[What is being asked]:
Read through the entries below and copy each line where "this" turns up.

*** Opening Given records ***

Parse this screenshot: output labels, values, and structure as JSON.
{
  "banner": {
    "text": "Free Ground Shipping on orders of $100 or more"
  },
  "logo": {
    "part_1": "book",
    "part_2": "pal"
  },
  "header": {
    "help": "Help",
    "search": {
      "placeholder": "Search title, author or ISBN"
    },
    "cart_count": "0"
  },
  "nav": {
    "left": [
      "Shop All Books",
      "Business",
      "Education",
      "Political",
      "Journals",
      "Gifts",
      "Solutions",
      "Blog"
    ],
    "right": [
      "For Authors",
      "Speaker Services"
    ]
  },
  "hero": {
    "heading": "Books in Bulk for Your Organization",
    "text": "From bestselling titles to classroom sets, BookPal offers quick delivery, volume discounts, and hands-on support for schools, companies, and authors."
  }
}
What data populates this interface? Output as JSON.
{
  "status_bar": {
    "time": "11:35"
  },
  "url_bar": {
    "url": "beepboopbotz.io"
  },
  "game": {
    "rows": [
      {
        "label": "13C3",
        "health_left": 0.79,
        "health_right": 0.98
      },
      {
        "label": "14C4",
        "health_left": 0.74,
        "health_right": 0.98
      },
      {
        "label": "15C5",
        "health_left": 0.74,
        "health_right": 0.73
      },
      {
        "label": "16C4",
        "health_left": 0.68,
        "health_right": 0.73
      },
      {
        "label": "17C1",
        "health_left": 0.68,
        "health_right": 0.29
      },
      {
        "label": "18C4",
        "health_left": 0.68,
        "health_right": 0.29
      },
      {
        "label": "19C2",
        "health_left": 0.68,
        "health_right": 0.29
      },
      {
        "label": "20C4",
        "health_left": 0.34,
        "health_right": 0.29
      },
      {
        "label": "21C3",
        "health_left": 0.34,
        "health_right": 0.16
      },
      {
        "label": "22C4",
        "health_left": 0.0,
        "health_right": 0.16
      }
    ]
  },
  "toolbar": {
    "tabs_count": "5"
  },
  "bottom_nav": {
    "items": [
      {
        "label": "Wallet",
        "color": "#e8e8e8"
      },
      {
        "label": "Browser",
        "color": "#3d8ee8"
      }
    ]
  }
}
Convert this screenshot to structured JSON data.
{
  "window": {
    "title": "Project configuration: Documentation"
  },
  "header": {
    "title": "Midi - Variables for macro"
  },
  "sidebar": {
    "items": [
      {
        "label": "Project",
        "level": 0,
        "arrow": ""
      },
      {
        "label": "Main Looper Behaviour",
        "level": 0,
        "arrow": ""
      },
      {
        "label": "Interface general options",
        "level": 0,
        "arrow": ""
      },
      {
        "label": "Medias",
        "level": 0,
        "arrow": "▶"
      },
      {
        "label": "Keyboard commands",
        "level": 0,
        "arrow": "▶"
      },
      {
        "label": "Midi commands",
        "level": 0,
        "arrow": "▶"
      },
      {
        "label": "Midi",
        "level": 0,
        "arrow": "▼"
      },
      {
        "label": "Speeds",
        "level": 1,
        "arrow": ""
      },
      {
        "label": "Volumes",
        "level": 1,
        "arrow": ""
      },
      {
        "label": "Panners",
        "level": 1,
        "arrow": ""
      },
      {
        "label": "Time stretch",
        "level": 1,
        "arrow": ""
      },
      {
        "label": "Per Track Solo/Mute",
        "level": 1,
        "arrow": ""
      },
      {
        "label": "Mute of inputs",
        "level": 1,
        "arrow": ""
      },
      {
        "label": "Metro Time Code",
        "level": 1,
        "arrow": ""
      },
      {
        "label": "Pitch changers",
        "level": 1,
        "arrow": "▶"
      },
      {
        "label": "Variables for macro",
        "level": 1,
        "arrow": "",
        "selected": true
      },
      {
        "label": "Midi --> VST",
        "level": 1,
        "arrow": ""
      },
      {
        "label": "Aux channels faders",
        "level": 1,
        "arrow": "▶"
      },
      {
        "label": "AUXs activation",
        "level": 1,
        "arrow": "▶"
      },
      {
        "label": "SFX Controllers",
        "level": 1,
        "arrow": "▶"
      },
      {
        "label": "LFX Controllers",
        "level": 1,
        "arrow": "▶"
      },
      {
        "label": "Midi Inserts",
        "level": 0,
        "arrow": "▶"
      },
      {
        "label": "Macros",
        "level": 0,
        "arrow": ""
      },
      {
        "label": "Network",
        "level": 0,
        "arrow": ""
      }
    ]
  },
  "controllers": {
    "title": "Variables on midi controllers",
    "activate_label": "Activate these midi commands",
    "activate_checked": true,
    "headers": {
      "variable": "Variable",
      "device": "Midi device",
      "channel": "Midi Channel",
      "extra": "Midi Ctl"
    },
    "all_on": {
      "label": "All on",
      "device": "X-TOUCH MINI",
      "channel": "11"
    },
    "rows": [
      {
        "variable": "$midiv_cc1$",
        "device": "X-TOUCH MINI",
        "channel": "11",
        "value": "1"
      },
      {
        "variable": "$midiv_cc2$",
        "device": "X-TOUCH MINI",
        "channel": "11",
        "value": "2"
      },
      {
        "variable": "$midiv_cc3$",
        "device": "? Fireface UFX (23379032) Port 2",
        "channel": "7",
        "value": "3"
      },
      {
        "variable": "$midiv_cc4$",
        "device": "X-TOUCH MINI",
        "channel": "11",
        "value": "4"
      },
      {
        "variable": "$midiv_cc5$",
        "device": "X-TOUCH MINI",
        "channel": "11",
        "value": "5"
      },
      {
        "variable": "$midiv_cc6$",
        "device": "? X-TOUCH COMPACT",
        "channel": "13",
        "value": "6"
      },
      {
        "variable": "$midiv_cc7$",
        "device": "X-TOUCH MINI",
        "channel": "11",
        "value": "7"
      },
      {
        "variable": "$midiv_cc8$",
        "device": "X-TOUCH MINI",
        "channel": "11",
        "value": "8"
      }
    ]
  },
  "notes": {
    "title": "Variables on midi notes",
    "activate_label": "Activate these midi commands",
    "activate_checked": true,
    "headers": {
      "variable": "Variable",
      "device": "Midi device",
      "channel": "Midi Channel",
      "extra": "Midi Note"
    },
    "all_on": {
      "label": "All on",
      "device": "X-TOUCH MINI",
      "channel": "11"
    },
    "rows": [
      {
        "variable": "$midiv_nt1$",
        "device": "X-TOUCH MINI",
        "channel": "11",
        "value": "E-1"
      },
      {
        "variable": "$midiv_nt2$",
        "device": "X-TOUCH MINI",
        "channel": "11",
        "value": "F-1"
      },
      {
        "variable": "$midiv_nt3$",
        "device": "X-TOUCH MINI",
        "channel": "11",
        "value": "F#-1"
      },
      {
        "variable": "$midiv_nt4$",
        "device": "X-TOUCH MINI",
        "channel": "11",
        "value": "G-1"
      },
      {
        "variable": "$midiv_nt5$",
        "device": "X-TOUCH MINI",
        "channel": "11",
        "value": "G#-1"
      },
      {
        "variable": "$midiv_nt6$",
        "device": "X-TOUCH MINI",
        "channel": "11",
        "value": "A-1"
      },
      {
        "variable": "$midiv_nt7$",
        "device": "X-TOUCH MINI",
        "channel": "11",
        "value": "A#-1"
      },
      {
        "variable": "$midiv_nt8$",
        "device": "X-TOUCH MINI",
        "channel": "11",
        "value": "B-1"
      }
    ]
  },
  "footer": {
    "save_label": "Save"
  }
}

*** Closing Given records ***

[Exercise output]:
Parse this screenshot: output labels, values, and structure as JSON.
What data populates this interface? Output as JSON.
Convert this screenshot to structured JSON data.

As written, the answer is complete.